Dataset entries
++++++++++

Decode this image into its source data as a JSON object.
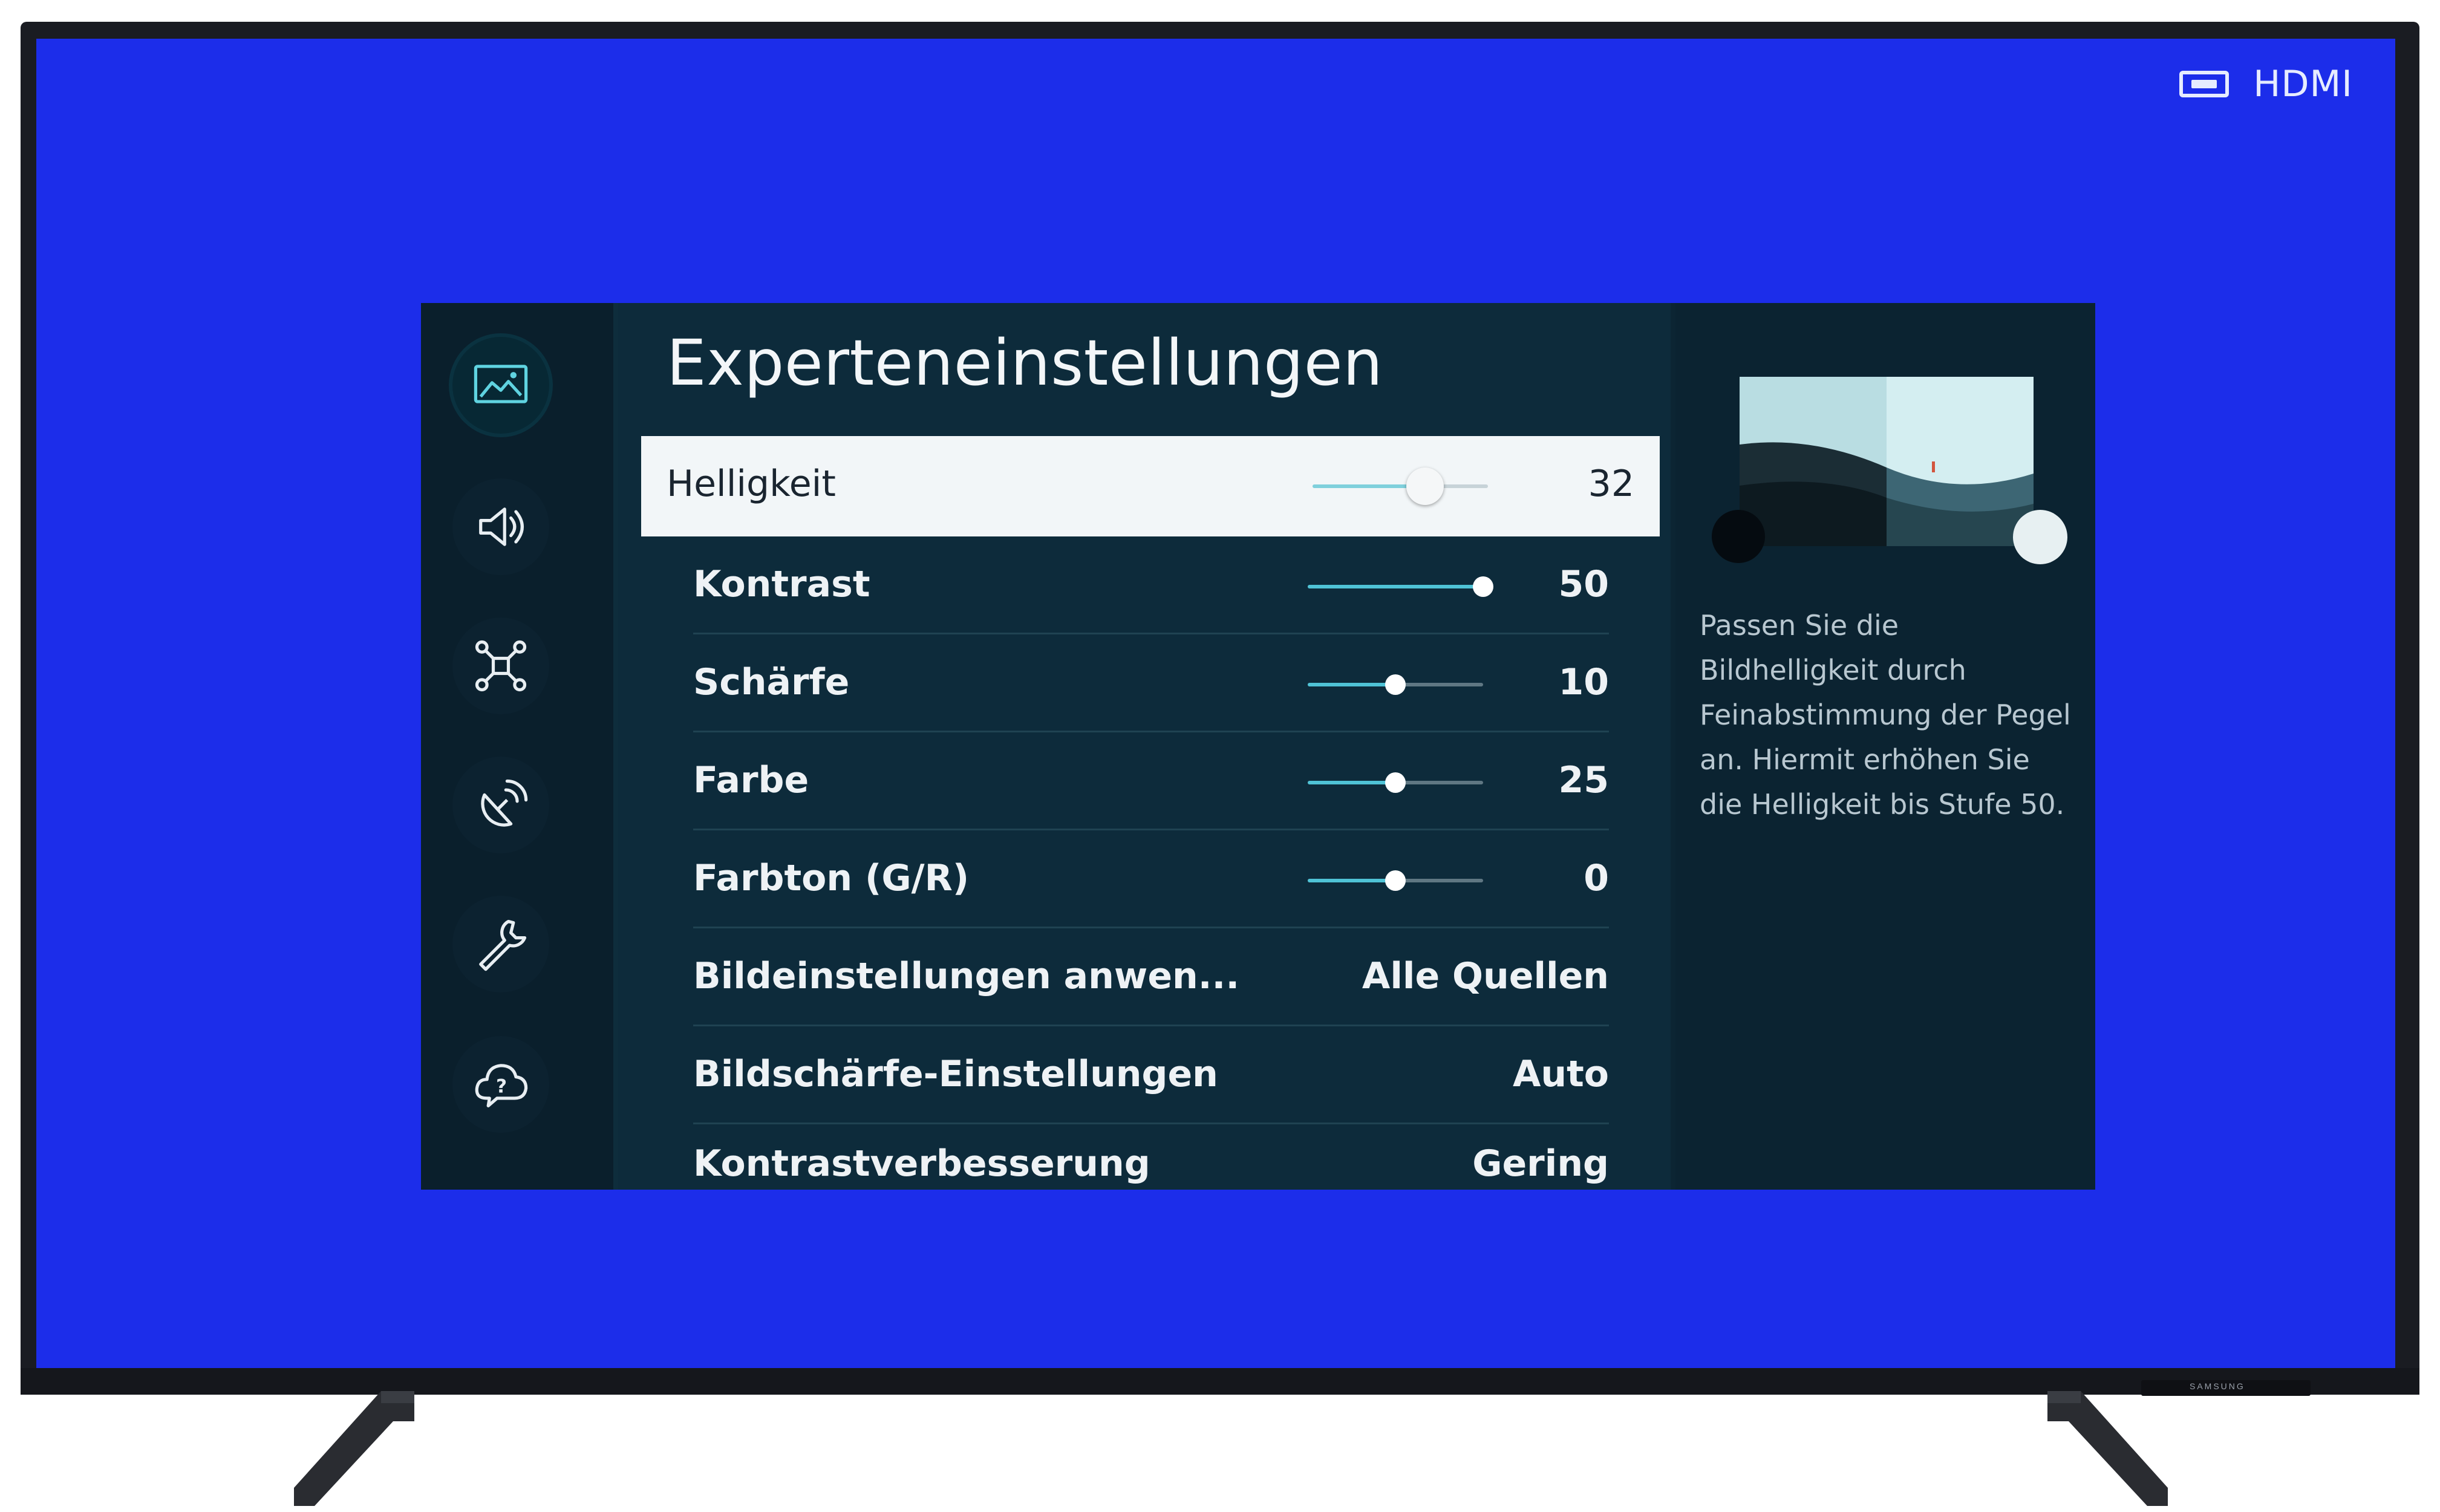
{
  "source": {
    "icon": "hdmi-input-icon",
    "label": "HDMI"
  },
  "brand": "SAMSUNG",
  "sidebar": {
    "items": [
      {
        "icon": "picture-icon",
        "active": true
      },
      {
        "icon": "sound-icon",
        "active": false
      },
      {
        "icon": "connection-icon",
        "active": false
      },
      {
        "icon": "broadcast-icon",
        "active": false
      },
      {
        "icon": "tools-icon",
        "active": false
      },
      {
        "icon": "support-icon",
        "active": false
      }
    ]
  },
  "main": {
    "title": "Experteneinstellungen",
    "settings": [
      {
        "label": "Helligkeit",
        "value": "32",
        "slider": 0.64
      },
      {
        "label": "Kontrast",
        "value": "50",
        "slider": 1.0
      },
      {
        "label": "Schärfe",
        "value": "10",
        "slider": 0.5
      },
      {
        "label": "Farbe",
        "value": "25",
        "slider": 0.5
      },
      {
        "label": "Farbton (G/R)",
        "value": "0",
        "slider": 0.5
      },
      {
        "label": "Bildeinstellungen anwen...",
        "value": "Alle Quellen"
      },
      {
        "label": "Bildschärfe-Einstellungen",
        "value": "Auto"
      },
      {
        "label": "Kontrastverbesserung",
        "value": "Gering"
      }
    ]
  },
  "help": {
    "text": "Passen Sie die Bildhelligkeit durch Feinabstimmung der Pegel an. Hiermit erhöhen Sie die Helligkeit bis Stufe 50."
  },
  "colors": {
    "screen_background": "#1c2dea",
    "menu_background": "#0d2b3b",
    "accent": "#4fc3d6",
    "focus_row": "#f2f6f8"
  }
}
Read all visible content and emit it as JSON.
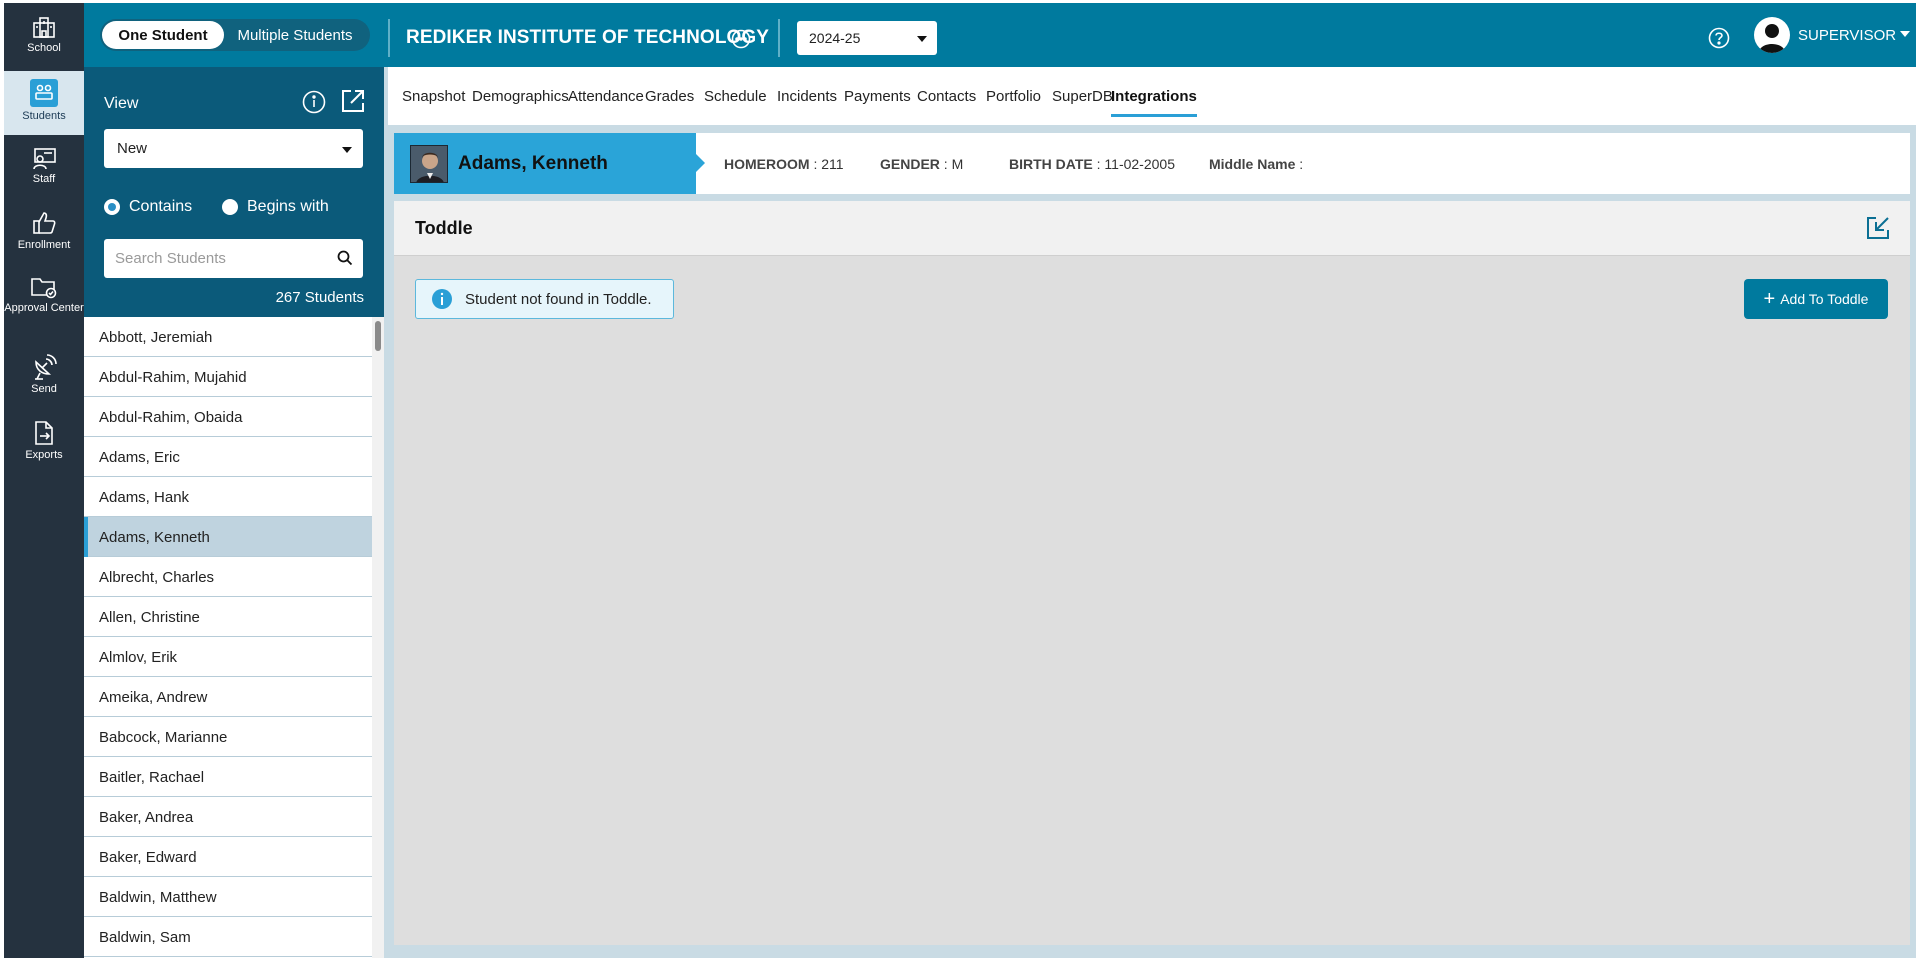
{
  "rail": {
    "items": [
      {
        "label": "School",
        "icon": "school-icon"
      },
      {
        "label": "Students",
        "icon": "students-icon"
      },
      {
        "label": "Staff",
        "icon": "staff-icon"
      },
      {
        "label": "Enrollment",
        "icon": "thumbs-up-icon"
      },
      {
        "label": "Approval Center",
        "icon": "folder-check-icon"
      },
      {
        "label": "Send",
        "icon": "satellite-dish-icon"
      },
      {
        "label": "Exports",
        "icon": "export-file-icon"
      }
    ]
  },
  "topbar": {
    "mode_one": "One Student",
    "mode_multi": "Multiple Students",
    "school_name": "REDIKER INSTITUTE OF TECHNOLOGY",
    "year": "2024-25",
    "user": "SUPERVISOR",
    "accent": "#007a9e"
  },
  "panel": {
    "view_label": "View",
    "view_value": "New",
    "radio_contains": "Contains",
    "radio_begins": "Begins with",
    "search_placeholder": "Search Students",
    "count": "267 Students"
  },
  "students": [
    "Abbott, Jeremiah",
    "Abdul-Rahim, Mujahid",
    "Abdul-Rahim, Obaida",
    "Adams, Eric",
    "Adams, Hank",
    "Adams, Kenneth",
    "Albrecht, Charles",
    "Allen, Christine",
    "Almlov, Erik",
    "Ameika, Andrew",
    "Babcock, Marianne",
    "Baitler, Rachael",
    "Baker, Andrea",
    "Baker, Edward",
    "Baldwin, Matthew",
    "Baldwin, Sam"
  ],
  "selected_student_index": 5,
  "tabs": [
    "Snapshot",
    "Demographics",
    "Attendance",
    "Grades",
    "Schedule",
    "Incidents",
    "Payments",
    "Contacts",
    "Portfolio",
    "SuperDB",
    "Integrations"
  ],
  "active_tab": "Integrations",
  "student": {
    "name": "Adams, Kenneth",
    "homeroom_label": "HOMEROOM",
    "homeroom_value": ": 211",
    "gender_label": "GENDER",
    "gender_value": ": M",
    "birth_label": "BIRTH DATE",
    "birth_value": ": 11-02-2005",
    "middle_label": "Middle Name",
    "middle_value": ":"
  },
  "card": {
    "title": "Toddle",
    "alert": "Student not found in Toddle.",
    "add_button": "Add To Toddle"
  }
}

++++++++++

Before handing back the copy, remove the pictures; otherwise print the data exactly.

Decode this image into its source data as a JSON object.
{
  "source": {
    "icon": "hdmi-input-icon",
    "label": "HDMI"
  },
  "brand": "SAMSUNG",
  "sidebar": {
    "items": [
      {
        "icon": "picture-icon",
        "active": true
      },
      {
        "icon": "sound-icon",
        "active": false
      },
      {
        "icon": "connection-icon",
        "active": false
      },
      {
        "icon": "broadcast-icon",
        "active": false
      },
      {
        "icon": "tools-icon",
        "active": false
      },
      {
        "icon": "support-icon",
        "active": false
      }
    ]
  },
  "main": {
    "title": "Experteneinstellungen",
    "settings": [
      {
        "label": "Helligkeit",
        "value": "32",
        "slider": 0.64
      },
      {
        "label": "Kontrast",
        "value": "50",
        "slider": 1.0
      },
      {
        "label": "Schärfe",
        "value": "10",
        "slider": 0.5
      },
      {
        "label": "Farbe",
        "value": "25",
        "slider": 0.5
      },
      {
        "label": "Farbton (G/R)",
        "value": "0",
        "slider": 0.5
      },
      {
        "label": "Bildeinstellungen anwen...",
        "value": "Alle Quellen"
      },
      {
        "label": "Bildschärfe-Einstellungen",
        "value": "Auto"
      },
      {
        "label": "Kontrastverbesserung",
        "value": "Gering"
      }
    ]
  },
  "help": {
    "text": "Passen Sie die Bildhelligkeit durch Feinabstimmung der Pegel an. Hiermit erhöhen Sie die Helligkeit bis Stufe 50."
  },
  "colors": {
    "screen_background": "#1c2dea",
    "menu_background": "#0d2b3b",
    "accent": "#4fc3d6",
    "focus_row": "#f2f6f8"
  }
}
Read all visible content and emit it as JSON.
{
  "rail": {
    "items": [
      {
        "label": "School",
        "icon": "school-icon"
      },
      {
        "label": "Students",
        "icon": "students-icon"
      },
      {
        "label": "Staff",
        "icon": "staff-icon"
      },
      {
        "label": "Enrollment",
        "icon": "thumbs-up-icon"
      },
      {
        "label": "Approval Center",
        "icon": "folder-check-icon"
      },
      {
        "label": "Send",
        "icon": "satellite-dish-icon"
      },
      {
        "label": "Exports",
        "icon": "export-file-icon"
      }
    ]
  },
  "topbar": {
    "mode_one": "One Student",
    "mode_multi": "Multiple Students",
    "school_name": "REDIKER INSTITUTE OF TECHNOLOGY",
    "year": "2024-25",
    "user": "SUPERVISOR",
    "accent": "#007a9e"
  },
  "panel": {
    "view_label": "View",
    "view_value": "New",
    "radio_contains": "Contains",
    "radio_begins": "Begins with",
    "search_placeholder": "Search Students",
    "count": "267 Students"
  },
  "students": [
    "Abbott, Jeremiah",
    "Abdul-Rahim, Mujahid",
    "Abdul-Rahim, Obaida",
    "Adams, Eric",
    "Adams, Hank",
    "Adams, Kenneth",
    "Albrecht, Charles",
    "Allen, Christine",
    "Almlov, Erik",
    "Ameika, Andrew",
    "Babcock, Marianne",
    "Baitler, Rachael",
    "Baker, Andrea",
    "Baker, Edward",
    "Baldwin, Matthew",
    "Baldwin, Sam"
  ],
  "selected_student_index": 5,
  "tabs": [
    "Snapshot",
    "Demographics",
    "Attendance",
    "Grades",
    "Schedule",
    "Incidents",
    "Payments",
    "Contacts",
    "Portfolio",
    "SuperDB",
    "Integrations"
  ],
  "active_tab": "Integrations",
  "student": {
    "name": "Adams, Kenneth",
    "homeroom_label": "HOMEROOM",
    "homeroom_value": ": 211",
    "gender_label": "GENDER",
    "gender_value": ": M",
    "birth_label": "BIRTH DATE",
    "birth_value": ": 11-02-2005",
    "middle_label": "Middle Name",
    "middle_value": ":"
  },
  "card": {
    "title": "Toddle",
    "alert": "Student not found in Toddle.",
    "add_button": "Add To Toddle"
  }
}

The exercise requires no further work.